Katty Túquerres with patient

Study nurse Katty Túquerres conducts a post-delivery visit with a study participant.
(Photo courtesy of Alexis J. Handal)

During the course of the 2010 project, Handal also met Katty Túquerres, who later became the study nurse, and Maritza Páez, who became the project manager. “Katty and Martiza were key to the success of the project,” she explained, “They followed the women enrolled in the study through pregnancy, were there with them during delivery, and were their social support system in a region where women are often mistreated during the labor and delivery process.” During exit interviews, many women enrolled in the study reported that they want to work as recruiters for future projects because of the attention and support they received from the study team.

“When conducting research in another country, partnering with in-country groups or researchers that have established connections in the community is important,” said Handal. “But it’s critical to partner with groups that share your research interests for the sustainability of your efforts.”
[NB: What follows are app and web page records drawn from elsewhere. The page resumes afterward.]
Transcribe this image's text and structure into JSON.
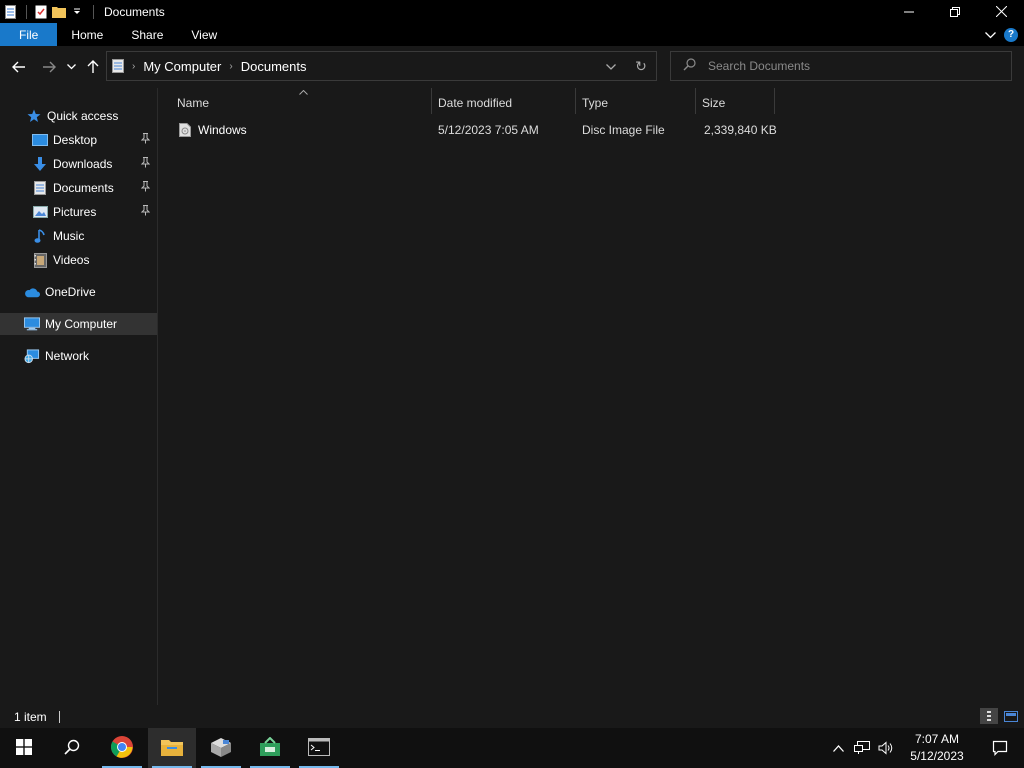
{
  "window": {
    "title": "Documents",
    "controls": {
      "minimize": "—",
      "maximize": "❐",
      "close": "✕"
    }
  },
  "ribbon": {
    "tabs": [
      {
        "label": "File"
      },
      {
        "label": "Home"
      },
      {
        "label": "Share"
      },
      {
        "label": "View"
      }
    ],
    "expand_icon": "⌄",
    "help_icon": "?"
  },
  "navigation": {
    "back": "←",
    "forward": "→",
    "recent": "⌄",
    "up": "↑"
  },
  "address_bar": {
    "crumbs": [
      "My Computer",
      "Documents"
    ],
    "dropdown": "⌄",
    "refresh": "↻"
  },
  "search": {
    "placeholder": "Search Documents",
    "value": ""
  },
  "sidebar": {
    "items": [
      {
        "label": "Quick access",
        "icon": "star-icon",
        "pinned": false
      },
      {
        "label": "Desktop",
        "icon": "desktop-icon",
        "pinned": true
      },
      {
        "label": "Downloads",
        "icon": "downloads-icon",
        "pinned": true
      },
      {
        "label": "Documents",
        "icon": "documents-icon",
        "pinned": true
      },
      {
        "label": "Pictures",
        "icon": "pictures-icon",
        "pinned": true
      },
      {
        "label": "Music",
        "icon": "music-icon",
        "pinned": false
      },
      {
        "label": "Videos",
        "icon": "videos-icon",
        "pinned": false
      },
      {
        "label": "OneDrive",
        "icon": "cloud-icon",
        "pinned": false
      },
      {
        "label": "My Computer",
        "icon": "computer-icon",
        "pinned": false,
        "selected": true
      },
      {
        "label": "Network",
        "icon": "network-icon",
        "pinned": false
      }
    ],
    "pin_glyph": "📌"
  },
  "file_list": {
    "columns": [
      "Name",
      "Date modified",
      "Type",
      "Size"
    ],
    "sort_glyph": "⌃",
    "rows": [
      {
        "name": "Windows",
        "date_modified": "5/12/2023 7:05 AM",
        "type": "Disc Image File",
        "size": "2,339,840 KB",
        "icon": "disc-image-icon"
      }
    ]
  },
  "status_bar": {
    "item_count": "1 item"
  },
  "taskbar": {
    "apps": [
      {
        "name": "start",
        "icon": "windows-logo-icon"
      },
      {
        "name": "search",
        "icon": "search-icon"
      },
      {
        "name": "chrome",
        "icon": "chrome-icon"
      },
      {
        "name": "file-explorer",
        "icon": "folder-icon",
        "active": true
      },
      {
        "name": "app-installer",
        "icon": "package-icon"
      },
      {
        "name": "app-green",
        "icon": "green-app-icon"
      },
      {
        "name": "terminal",
        "icon": "terminal-icon"
      }
    ],
    "clock": {
      "time": "7:07 AM",
      "date": "5/12/2023"
    }
  },
  "colors": {
    "accent": "#1979ca",
    "background": "#191919",
    "titlebar": "#000000",
    "taskbar": "#101010",
    "selected": "#333333"
  }
}
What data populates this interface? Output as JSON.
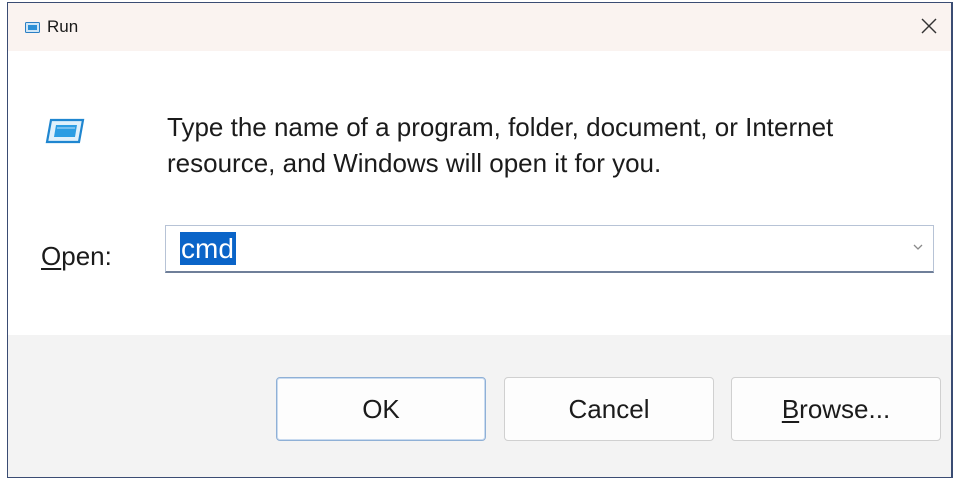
{
  "window": {
    "title": "Run",
    "title_icon": "run-icon",
    "close_icon": "close-icon"
  },
  "content": {
    "icon": "run-app-icon",
    "description": "Type the name of a program, folder, document, or Internet resource, and Windows will open it for you.",
    "open_label_mnemonic": "O",
    "open_label_rest": "pen:",
    "open_value": "cmd",
    "dropdown_icon": "chevron-down-icon"
  },
  "buttons": {
    "ok": "OK",
    "cancel": "Cancel",
    "browse_mnemonic": "B",
    "browse_rest": "rowse..."
  },
  "colors": {
    "accent": "#0a64c8",
    "titlebar": "#faf3f0",
    "footer": "#f3f3f3",
    "icon_blue": "#2b8fd6"
  }
}
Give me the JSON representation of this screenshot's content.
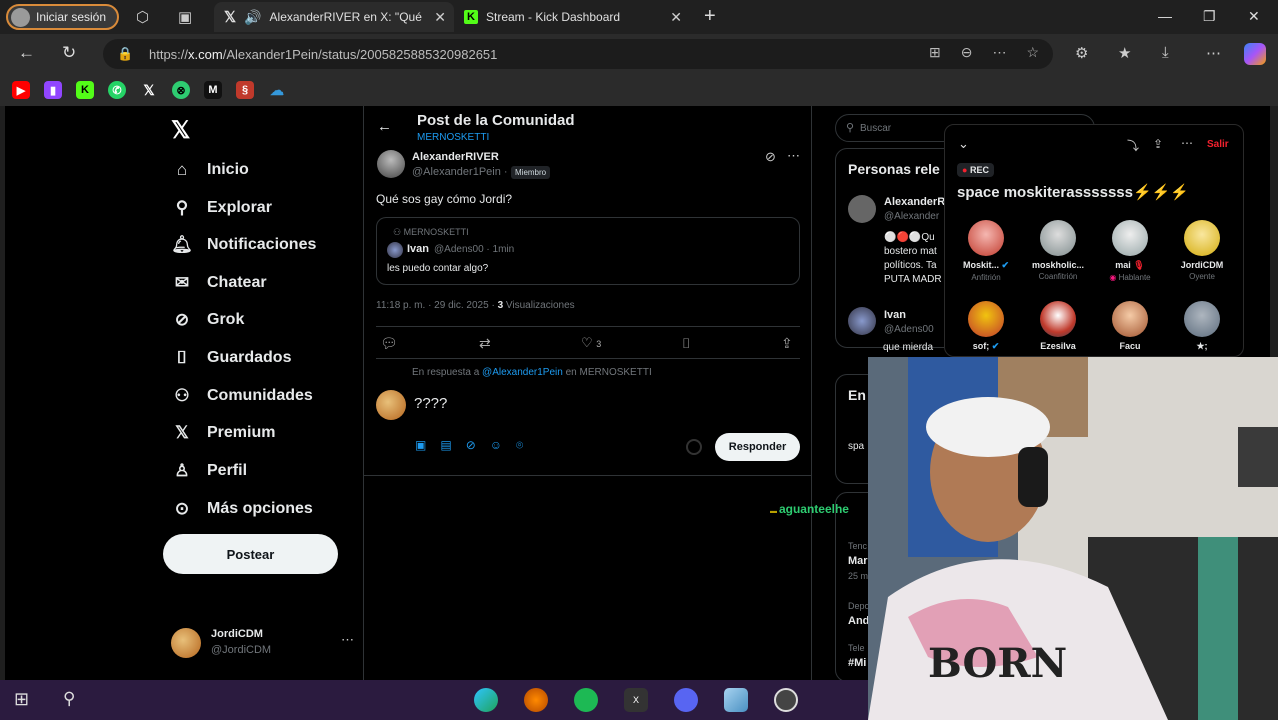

Advice from the Field

Offering advice for U.S.-based researchers interested in conducting environmental health research internationally, Handal noted that inclusion of a Community Advisory Board was critical to the success of her efforts and recommended this as an approach to engage with local communities. She also discussed the need to be flexible. “Sometimes collaborations fall through or the people you have partnered with change positions or institutions,” she explained. “When these types of unexpected events happen, you have to be creative, flexible, and willing to adjust to figure out a new approach and continue moving forward."

Group shot of Workshop

Attendees at a community-wide workshop on infant stress and development co-led by Drs. Alexis Handal and Jean Lowe. Coordinating these workshops is one way Handal stays connected to communities when funding is scarce.
(Photo courtesy of Alexis J. Handal)

Handal also noted that lack of continuous funding poses a challenge when it comes to maintaining strong in-country collaborations. “U.S. researchers need to think about how they will stay connected to their partnering communities and collaborators when funding is limited and they are not on the ground actively collecting data,” she said. When her funding ran out, she stayed connected by securing small grants to coordinate free workshops on topics suggested by the community members. Although workshops on labor rights, self-esteem, and domestic violence did not directly relate to her pesticide research, they did focus on other important social and cultural impacts the industry has had on the region and also let community partners know that she and her team remained engaged with the community. She has also developed and conducted training workshops for health promotors and childcare center workers, including workshops on infant stress, child development, and infant first aid.

Building Research Capacity

Parallel to her epidemiological investigations, Handal hopes to incorporate a research capacity building component into her efforts. In developing countries such as Ecuador, personnel trained in developmental assessment are limited. There is also little local laboratory expertise in evaluating pesticide exposure. To bridge this gap, Handal has applied for funding to organize training workshops with community partners and professionals on issues around child developmental assessment and pesticide exposure monitoring. She also hopes to open dialogue between the U.S. research team and Ecuadorian colleagues and community partners about study concepts and methodology, and how the bi-national team can work towards building research capacity in Ecuador. She plans to work with her colleagues at USFQ and UPS-Cayambe to include students in the capacity building efforts as well. “It will be important to include students from the region in this training and capacity building process so that the next wave of public health workers are aware of these important health issues and have the knowledge and resources to address them.”